The exact reasons why these mammoths ate dung is difficult to discern, but this behavior is not as unusual as it sounds. Young herbivorous mammals sometimes populate their guts with the appropriate digestive bacteria by eating feces, and herbivore droppings can be rich sources of plant material and fermentation products. Even living elephants have been observed to consume dung from time to time, but how regularly mammoths did so is unknown. Perhaps, the scientists behind these reports speculate, the mammoths studied so far were in a state of nutritional stress and turned to coprolites as an easy source of food shortly before their deaths. Then again, perhaps paleontologists have just missed the clues that mammoth coprophagy was regular behavior.
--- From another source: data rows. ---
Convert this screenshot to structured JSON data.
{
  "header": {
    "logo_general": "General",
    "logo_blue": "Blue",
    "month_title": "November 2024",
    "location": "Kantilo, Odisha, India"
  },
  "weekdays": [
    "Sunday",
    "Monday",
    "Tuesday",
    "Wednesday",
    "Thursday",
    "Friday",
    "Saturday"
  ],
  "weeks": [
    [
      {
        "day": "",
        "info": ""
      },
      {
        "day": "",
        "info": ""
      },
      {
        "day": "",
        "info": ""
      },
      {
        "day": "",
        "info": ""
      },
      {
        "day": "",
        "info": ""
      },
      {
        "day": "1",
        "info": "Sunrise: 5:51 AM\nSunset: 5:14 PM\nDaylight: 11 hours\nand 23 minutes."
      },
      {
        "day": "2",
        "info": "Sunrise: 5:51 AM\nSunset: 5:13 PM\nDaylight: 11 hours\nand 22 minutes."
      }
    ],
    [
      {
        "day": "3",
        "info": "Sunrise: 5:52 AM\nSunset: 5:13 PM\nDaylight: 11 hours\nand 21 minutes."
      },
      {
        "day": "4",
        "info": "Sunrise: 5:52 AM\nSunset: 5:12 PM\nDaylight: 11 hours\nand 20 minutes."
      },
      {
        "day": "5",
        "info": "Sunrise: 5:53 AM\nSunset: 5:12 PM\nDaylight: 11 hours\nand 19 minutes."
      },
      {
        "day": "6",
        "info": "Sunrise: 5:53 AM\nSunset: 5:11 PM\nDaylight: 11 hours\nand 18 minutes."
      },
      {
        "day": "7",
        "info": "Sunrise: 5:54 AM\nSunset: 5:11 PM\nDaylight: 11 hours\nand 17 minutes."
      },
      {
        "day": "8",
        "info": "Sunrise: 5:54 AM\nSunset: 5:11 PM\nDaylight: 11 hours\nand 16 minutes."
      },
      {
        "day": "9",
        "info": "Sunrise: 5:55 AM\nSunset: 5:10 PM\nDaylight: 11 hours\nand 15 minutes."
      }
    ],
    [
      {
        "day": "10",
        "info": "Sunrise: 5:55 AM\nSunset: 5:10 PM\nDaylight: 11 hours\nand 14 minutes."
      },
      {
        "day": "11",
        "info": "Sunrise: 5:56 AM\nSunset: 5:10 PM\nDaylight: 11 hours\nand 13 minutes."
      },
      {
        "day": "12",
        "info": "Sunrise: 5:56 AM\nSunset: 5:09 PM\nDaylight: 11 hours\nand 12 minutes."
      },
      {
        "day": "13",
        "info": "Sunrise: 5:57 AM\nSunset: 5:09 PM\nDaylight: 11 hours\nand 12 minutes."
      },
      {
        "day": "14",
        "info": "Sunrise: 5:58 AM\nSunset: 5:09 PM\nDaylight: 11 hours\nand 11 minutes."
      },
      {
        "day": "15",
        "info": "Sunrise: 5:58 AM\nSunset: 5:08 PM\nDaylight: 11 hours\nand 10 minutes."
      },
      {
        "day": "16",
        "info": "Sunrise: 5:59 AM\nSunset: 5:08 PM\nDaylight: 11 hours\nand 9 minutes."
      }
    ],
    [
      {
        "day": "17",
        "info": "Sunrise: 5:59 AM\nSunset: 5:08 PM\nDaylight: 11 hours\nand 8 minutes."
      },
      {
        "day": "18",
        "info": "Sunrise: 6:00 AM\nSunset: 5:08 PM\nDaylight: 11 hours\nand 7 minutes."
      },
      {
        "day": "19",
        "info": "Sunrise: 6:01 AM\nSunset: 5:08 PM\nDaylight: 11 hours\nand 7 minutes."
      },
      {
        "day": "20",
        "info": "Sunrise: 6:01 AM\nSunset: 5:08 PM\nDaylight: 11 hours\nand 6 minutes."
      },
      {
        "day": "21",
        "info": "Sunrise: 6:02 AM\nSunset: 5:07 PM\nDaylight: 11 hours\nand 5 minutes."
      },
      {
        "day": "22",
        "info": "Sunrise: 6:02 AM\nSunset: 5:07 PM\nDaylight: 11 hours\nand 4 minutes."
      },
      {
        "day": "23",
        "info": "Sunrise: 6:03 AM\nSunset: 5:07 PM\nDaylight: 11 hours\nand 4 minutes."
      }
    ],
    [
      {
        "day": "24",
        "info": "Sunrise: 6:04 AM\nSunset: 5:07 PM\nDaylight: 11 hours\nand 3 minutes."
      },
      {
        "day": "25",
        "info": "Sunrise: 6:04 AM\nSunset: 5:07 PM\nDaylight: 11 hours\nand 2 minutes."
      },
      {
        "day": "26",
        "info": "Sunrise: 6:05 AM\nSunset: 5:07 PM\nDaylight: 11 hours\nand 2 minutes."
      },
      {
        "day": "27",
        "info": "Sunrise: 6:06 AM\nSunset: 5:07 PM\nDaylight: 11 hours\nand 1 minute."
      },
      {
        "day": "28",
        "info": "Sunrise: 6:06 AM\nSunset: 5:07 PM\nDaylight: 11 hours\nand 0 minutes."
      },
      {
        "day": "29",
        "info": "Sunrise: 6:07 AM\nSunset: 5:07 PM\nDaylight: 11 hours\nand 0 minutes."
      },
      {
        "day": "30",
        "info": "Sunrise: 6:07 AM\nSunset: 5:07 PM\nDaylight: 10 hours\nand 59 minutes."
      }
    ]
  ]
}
Further sampling and research will be required to find out just how often woolly mammoths consumed dung, but at least these two studies have given scientists an idea of what to look out for while picking through mammoth shit.


VANGEEL, B., APTROOT, A., BAITTINGER, C., BIRKS, H., BULL, I., CROSS, H., EVERSHED, R., GRAVENDEEL, B., KOMPANJE, E., & KUPERUS, P. (2008). The ecological implications of a Yakutian mammoth’s last meal Quaternary Research, 69 (3), 361-376 DOI: 10.1016/j.yqres.2008.02.004

van Geel, B., Guthrie, R., Altmann, J., Broekens, P., Bull, I., Gill, F., Jansen, B., Nieman, A., & Gravendeel, B. (2010). Mycological evidence of coprophagy from the feces of an Alaskan Late Glacial mammoth Quaternary Science Reviews DOI: 10.1016/j.quascirev.2010.03.008

Post-script: As described by Sean, and as seen in the video below, some captive elephants go straight to the source when interested in a stinky snack:

For more on coprolites:

Fossil feces from an Indiana sinkhole preserve traces of a meat-eater’s last meal

Unique fossils record the dining habits of ancient sharks